• [Exercise]:
Can you retype every record below exactly as written?

• [Material provided]:
------------------------------------------------------------

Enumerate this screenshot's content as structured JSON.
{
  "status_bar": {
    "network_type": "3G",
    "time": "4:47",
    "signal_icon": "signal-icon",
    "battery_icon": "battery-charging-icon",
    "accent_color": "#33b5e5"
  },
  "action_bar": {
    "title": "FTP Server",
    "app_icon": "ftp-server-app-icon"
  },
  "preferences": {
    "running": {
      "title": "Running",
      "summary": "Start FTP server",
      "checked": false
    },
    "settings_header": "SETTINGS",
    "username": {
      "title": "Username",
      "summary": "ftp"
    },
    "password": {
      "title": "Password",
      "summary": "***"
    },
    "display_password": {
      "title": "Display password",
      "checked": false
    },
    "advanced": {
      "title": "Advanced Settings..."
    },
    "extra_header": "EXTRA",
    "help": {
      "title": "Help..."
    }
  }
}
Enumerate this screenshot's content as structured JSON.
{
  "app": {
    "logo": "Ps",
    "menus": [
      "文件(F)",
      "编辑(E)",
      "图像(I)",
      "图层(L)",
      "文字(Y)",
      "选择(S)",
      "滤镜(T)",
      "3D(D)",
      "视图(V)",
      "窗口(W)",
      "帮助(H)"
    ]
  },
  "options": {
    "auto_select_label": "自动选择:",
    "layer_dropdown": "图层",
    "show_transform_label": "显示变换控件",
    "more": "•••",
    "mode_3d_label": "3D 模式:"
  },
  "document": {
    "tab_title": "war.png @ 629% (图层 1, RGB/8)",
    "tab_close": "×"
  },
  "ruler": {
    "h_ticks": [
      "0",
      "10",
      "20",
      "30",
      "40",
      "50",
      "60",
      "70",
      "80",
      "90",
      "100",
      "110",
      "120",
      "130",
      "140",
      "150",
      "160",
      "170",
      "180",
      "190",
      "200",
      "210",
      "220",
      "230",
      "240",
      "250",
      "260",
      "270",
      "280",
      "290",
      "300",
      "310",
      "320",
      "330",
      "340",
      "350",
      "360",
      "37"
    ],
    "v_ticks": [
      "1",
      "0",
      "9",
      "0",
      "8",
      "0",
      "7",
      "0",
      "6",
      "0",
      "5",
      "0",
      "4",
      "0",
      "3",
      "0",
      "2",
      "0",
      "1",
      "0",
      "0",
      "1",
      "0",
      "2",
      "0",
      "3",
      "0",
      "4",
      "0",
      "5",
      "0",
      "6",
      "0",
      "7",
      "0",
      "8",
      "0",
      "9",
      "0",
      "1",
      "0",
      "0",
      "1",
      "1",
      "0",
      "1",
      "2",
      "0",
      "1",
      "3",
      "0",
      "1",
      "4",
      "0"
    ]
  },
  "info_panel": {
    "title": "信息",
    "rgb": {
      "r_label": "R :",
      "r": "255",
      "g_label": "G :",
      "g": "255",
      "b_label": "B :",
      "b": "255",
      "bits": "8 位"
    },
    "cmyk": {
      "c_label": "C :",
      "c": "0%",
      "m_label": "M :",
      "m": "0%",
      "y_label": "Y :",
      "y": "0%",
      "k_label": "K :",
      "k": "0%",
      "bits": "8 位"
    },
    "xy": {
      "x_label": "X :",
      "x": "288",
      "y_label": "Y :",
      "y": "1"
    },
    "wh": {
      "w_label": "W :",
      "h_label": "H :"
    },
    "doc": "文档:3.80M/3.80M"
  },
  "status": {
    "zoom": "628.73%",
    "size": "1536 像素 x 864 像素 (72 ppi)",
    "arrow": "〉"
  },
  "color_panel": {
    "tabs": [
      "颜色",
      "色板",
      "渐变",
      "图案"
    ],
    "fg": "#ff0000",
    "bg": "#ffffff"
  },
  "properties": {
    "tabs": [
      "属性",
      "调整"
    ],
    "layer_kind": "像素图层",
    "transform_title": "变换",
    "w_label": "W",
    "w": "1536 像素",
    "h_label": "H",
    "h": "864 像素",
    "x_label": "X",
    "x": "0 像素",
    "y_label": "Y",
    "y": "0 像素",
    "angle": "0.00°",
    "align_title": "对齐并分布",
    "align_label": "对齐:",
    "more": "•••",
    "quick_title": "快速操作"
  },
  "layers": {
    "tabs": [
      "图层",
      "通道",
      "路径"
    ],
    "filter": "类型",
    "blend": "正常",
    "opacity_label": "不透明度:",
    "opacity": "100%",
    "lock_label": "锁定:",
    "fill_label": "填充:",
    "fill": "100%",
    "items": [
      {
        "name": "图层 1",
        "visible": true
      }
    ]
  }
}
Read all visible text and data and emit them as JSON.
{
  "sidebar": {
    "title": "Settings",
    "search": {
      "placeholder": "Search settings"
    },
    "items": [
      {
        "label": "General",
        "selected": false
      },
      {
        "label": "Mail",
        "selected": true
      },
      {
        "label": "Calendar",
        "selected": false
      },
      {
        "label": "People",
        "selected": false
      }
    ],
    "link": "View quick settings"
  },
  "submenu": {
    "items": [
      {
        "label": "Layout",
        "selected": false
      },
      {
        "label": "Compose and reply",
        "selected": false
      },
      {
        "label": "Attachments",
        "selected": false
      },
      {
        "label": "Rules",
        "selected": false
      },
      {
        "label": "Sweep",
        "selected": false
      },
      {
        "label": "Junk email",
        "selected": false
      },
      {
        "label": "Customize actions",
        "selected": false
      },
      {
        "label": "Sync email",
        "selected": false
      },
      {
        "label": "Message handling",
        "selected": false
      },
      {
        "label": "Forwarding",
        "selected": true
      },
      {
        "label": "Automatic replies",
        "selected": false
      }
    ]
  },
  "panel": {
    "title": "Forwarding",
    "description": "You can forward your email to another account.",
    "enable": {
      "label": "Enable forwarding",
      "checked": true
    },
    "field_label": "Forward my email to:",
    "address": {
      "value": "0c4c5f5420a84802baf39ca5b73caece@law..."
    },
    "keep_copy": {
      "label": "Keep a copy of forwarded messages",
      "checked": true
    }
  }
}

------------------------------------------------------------

• [Task solution]:
Enumerate this screenshot's content as structured JSON.
{
  "status_bar": {
    "network_type": "3G",
    "time": "4:47",
    "signal_icon": "signal-icon",
    "battery_icon": "battery-charging-icon",
    "accent_color": "#33b5e5"
  },
  "action_bar": {
    "title": "FTP Server",
    "app_icon": "ftp-server-app-icon"
  },
  "preferences": {
    "running": {
      "title": "Running",
      "summary": "Start FTP server",
      "checked": false
    },
    "settings_header": "SETTINGS",
    "username": {
      "title": "Username",
      "summary": "ftp"
    },
    "password": {
      "title": "Password",
      "summary": "***"
    },
    "display_password": {
      "title": "Display password",
      "checked": false
    },
    "advanced": {
      "title": "Advanced Settings..."
    },
    "extra_header": "EXTRA",
    "help": {
      "title": "Help..."
    }
  }
}
Enumerate this screenshot's content as structured JSON.
{
  "app": {
    "logo": "Ps",
    "menus": [
      "文件(F)",
      "编辑(E)",
      "图像(I)",
      "图层(L)",
      "文字(Y)",
      "选择(S)",
      "滤镜(T)",
      "3D(D)",
      "视图(V)",
      "窗口(W)",
      "帮助(H)"
    ]
  },
  "options": {
    "auto_select_label": "自动选择:",
    "layer_dropdown": "图层",
    "show_transform_label": "显示变换控件",
    "more": "•••",
    "mode_3d_label": "3D 模式:"
  },
  "document": {
    "tab_title": "war.png @ 629% (图层 1, RGB/8)",
    "tab_close": "×"
  },
  "ruler": {
    "h_ticks": [
      "0",
      "10",
      "20",
      "30",
      "40",
      "50",
      "60",
      "70",
      "80",
      "90",
      "100",
      "110",
      "120",
      "130",
      "140",
      "150",
      "160",
      "170",
      "180",
      "190",
      "200",
      "210",
      "220",
      "230",
      "240",
      "250",
      "260",
      "270",
      "280",
      "290",
      "300",
      "310",
      "320",
      "330",
      "340",
      "350",
      "360",
      "37"
    ],
    "v_ticks": [
      "1",
      "0",
      "9",
      "0",
      "8",
      "0",
      "7",
      "0",
      "6",
      "0",
      "5",
      "0",
      "4",
      "0",
      "3",
      "0",
      "2",
      "0",
      "1",
      "0",
      "0",
      "1",
      "0",
      "2",
      "0",
      "3",
      "0",
      "4",
      "0",
      "5",
      "0",
      "6",
      "0",
      "7",
      "0",
      "8",
      "0",
      "9",
      "0",
      "1",
      "0",
      "0",
      "1",
      "1",
      "0",
      "1",
      "2",
      "0",
      "1",
      "3",
      "0",
      "1",
      "4",
      "0"
    ]
  },
  "info_panel": {
    "title": "信息",
    "rgb": {
      "r_label": "R :",
      "r": "255",
      "g_label": "G :",
      "g": "255",
      "b_label": "B :",
      "b": "255",
      "bits": "8 位"
    },
    "cmyk": {
      "c_label": "C :",
      "c": "0%",
      "m_label": "M :",
      "m": "0%",
      "y_label": "Y :",
      "y": "0%",
      "k_label": "K :",
      "k": "0%",
      "bits": "8 位"
    },
    "xy": {
      "x_label": "X :",
      "x": "288",
      "y_label": "Y :",
      "y": "1"
    },
    "wh": {
      "w_label": "W :",
      "h_label": "H :"
    },
    "doc": "文档:3.80M/3.80M"
  },
  "status": {
    "zoom": "628.73%",
    "size": "1536 像素 x 864 像素 (72 ppi)",
    "arrow": "〉"
  },
  "color_panel": {
    "tabs": [
      "颜色",
      "色板",
      "渐变",
      "图案"
    ],
    "fg": "#ff0000",
    "bg": "#ffffff"
  },
  "properties": {
    "tabs": [
      "属性",
      "调整"
    ],
    "layer_kind": "像素图层",
    "transform_title": "变换",
    "w_label": "W",
    "w": "1536 像素",
    "h_label": "H",
    "h": "864 像素",
    "x_label": "X",
    "x": "0 像素",
    "y_label": "Y",
    "y": "0 像素",
    "angle": "0.00°",
    "align_title": "对齐并分布",
    "align_label": "对齐:",
    "more": "•••",
    "quick_title": "快速操作"
  },
  "layers": {
    "tabs": [
      "图层",
      "通道",
      "路径"
    ],
    "filter": "类型",
    "blend": "正常",
    "opacity_label": "不透明度:",
    "opacity": "100%",
    "lock_label": "锁定:",
    "fill_label": "填充:",
    "fill": "100%",
    "items": [
      {
        "name": "图层 1",
        "visible": true
      }
    ]
  }
}
Read all visible text and data and emit them as JSON.
{
  "sidebar": {
    "title": "Settings",
    "search": {
      "placeholder": "Search settings"
    },
    "items": [
      {
        "label": "General",
        "selected": false
      },
      {
        "label": "Mail",
        "selected": true
      },
      {
        "label": "Calendar",
        "selected": false
      },
      {
        "label": "People",
        "selected": false
      }
    ],
    "link": "View quick settings"
  },
  "submenu": {
    "items": [
      {
        "label": "Layout",
        "selected": false
      },
      {
        "label": "Compose and reply",
        "selected": false
      },
      {
        "label": "Attachments",
        "selected": false
      },
      {
        "label": "Rules",
        "selected": false
      },
      {
        "label": "Sweep",
        "selected": false
      },
      {
        "label": "Junk email",
        "selected": false
      },
      {
        "label": "Customize actions",
        "selected": false
      },
      {
        "label": "Sync email",
        "selected": false
      },
      {
        "label": "Message handling",
        "selected": false
      },
      {
        "label": "Forwarding",
        "selected": true
      },
      {
        "label": "Automatic replies",
        "selected": false
      }
    ]
  },
  "panel": {
    "title": "Forwarding",
    "description": "You can forward your email to another account.",
    "enable": {
      "label": "Enable forwarding",
      "checked": true
    },
    "field_label": "Forward my email to:",
    "address": {
      "value": "0c4c5f5420a84802baf39ca5b73caece@law..."
    },
    "keep_copy": {
      "label": "Keep a copy of forwarded messages",
      "checked": true
    }
  }
}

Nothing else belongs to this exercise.